Graduates are involved in the treatment process.
A wide variety of transitional support services provided by a combination of project and community resources are utilized to enhance the program model.
US Department of Justice, Bureau of Justice Assistance: Study conducted by Drs. Douglas E. Lipton and Harry K Wexler, in "Recidivism Reduction For Incarcerated Drug Offenders", April, 1987 – Programmatic Paradigm For Substance Abuse Treatment.
The study involved researching and defining, those interventions which have the best record of treatment results of which the Beloit Model (now known as Truthought's Corrective Thinking Treatment Model) was one. The study specified those programs based on the following contemporary social learning theories of which all are integral components of the Corrective Thinking Model:
Self-help groups (AA, NA, Family Therapy)
Role playing and modeling
Vocational and social skills training
Interpersonal, cognitive problem-solving skills training
Peer-oriented behavioral programs
Specific corrective/criminal thinking counseling in a group process
The study further described factors associated with effective treatment that are also key features of Truthought's Corrective Thinking Treatment Model:
Authority, which clearly specifies rules and sanctions
Anti-criminal modeling and reinforcement of pro-social behavior
Pragmatic personal and social problem solving assistance

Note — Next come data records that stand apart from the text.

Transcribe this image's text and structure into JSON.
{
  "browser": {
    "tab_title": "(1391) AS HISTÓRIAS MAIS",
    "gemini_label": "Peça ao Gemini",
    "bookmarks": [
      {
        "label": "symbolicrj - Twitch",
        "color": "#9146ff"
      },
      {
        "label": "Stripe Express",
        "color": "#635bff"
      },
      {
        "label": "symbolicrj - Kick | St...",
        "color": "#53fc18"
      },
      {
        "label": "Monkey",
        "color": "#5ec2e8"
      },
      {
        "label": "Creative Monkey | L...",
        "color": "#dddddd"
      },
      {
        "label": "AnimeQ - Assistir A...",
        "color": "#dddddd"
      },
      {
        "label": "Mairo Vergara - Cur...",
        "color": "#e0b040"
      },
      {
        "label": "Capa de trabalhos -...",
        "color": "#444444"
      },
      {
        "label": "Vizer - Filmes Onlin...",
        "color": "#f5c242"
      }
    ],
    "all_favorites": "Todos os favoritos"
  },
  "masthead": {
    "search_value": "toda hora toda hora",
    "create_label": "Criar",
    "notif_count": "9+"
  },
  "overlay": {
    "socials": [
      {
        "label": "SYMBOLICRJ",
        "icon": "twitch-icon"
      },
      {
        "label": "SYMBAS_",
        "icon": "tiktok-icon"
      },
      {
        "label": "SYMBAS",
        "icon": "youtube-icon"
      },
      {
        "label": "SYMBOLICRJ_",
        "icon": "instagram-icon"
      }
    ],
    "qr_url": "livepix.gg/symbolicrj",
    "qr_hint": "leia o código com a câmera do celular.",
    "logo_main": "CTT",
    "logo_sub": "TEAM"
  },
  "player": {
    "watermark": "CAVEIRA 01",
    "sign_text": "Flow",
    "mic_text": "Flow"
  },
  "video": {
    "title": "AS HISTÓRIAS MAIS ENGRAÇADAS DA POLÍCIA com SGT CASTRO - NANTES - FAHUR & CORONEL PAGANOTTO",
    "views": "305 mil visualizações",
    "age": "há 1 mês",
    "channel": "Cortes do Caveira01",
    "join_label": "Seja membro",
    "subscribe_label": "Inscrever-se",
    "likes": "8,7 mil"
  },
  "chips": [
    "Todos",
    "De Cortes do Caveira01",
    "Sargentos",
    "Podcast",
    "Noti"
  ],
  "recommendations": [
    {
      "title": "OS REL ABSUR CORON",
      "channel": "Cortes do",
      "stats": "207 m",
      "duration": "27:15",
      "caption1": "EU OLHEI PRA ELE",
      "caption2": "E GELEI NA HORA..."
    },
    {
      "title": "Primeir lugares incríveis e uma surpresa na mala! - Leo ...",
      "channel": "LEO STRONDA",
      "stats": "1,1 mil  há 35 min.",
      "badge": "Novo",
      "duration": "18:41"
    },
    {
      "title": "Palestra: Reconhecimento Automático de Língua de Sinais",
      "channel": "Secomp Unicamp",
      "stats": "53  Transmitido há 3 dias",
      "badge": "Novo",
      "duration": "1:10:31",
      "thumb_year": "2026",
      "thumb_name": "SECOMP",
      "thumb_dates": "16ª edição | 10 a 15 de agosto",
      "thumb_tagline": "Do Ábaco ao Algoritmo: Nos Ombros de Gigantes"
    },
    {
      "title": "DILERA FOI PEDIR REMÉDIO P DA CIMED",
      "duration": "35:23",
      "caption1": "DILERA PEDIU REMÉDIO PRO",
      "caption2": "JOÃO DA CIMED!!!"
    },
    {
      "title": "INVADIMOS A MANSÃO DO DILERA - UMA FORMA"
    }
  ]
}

Knowledge of how to utilize community resources
Personal relationships with empathy, open community, and trust
Ex-offender addict counselors serving as role models